[Exercise details]
Give back every line of the data below exactly.

[Input data]

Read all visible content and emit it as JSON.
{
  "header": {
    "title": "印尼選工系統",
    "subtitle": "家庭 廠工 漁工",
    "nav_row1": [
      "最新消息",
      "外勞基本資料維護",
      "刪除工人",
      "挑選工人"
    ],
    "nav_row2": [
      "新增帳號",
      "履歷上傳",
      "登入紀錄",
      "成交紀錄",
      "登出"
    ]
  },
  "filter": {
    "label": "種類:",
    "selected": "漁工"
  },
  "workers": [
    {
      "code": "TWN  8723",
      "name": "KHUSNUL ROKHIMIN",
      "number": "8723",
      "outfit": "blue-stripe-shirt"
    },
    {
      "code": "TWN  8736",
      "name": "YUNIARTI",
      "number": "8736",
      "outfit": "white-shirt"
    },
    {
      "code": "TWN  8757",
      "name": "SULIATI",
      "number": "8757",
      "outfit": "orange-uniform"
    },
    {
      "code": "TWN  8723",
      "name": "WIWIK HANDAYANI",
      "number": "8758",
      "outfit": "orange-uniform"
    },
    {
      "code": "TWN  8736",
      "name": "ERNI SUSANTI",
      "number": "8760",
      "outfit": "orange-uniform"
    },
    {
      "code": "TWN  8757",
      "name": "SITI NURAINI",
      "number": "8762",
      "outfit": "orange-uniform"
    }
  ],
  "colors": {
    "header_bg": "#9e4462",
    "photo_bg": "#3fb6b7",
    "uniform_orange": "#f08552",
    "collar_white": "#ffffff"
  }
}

[Reply to the task]
Read all visible content and emit it as JSON.
{
  "header": {
    "title": "印尼選工系統",
    "subtitle": "家庭 廠工 漁工",
    "nav_row1": [
      "最新消息",
      "外勞基本資料維護",
      "刪除工人",
      "挑選工人"
    ],
    "nav_row2": [
      "新增帳號",
      "履歷上傳",
      "登入紀錄",
      "成交紀錄",
      "登出"
    ]
  },
  "filter": {
    "label": "種類:",
    "selected": "漁工"
  },
  "workers": [
    {
      "code": "TWN  8723",
      "name": "KHUSNUL ROKHIMIN",
      "number": "8723",
      "outfit": "blue-stripe-shirt"
    },
    {
      "code": "TWN  8736",
      "name": "YUNIARTI",
      "number": "8736",
      "outfit": "white-shirt"
    },
    {
      "code": "TWN  8757",
      "name": "SULIATI",
      "number": "8757",
      "outfit": "orange-uniform"
    },
    {
      "code": "TWN  8723",
      "name": "WIWIK HANDAYANI",
      "number": "8758",
      "outfit": "orange-uniform"
    },
    {
      "code": "TWN  8736",
      "name": "ERNI SUSANTI",
      "number": "8760",
      "outfit": "orange-uniform"
    },
    {
      "code": "TWN  8757",
      "name": "SITI NURAINI",
      "number": "8762",
      "outfit": "orange-uniform"
    }
  ],
  "colors": {
    "header_bg": "#9e4462",
    "photo_bg": "#3fb6b7",
    "uniform_orange": "#f08552",
    "collar_white": "#ffffff"
  }
}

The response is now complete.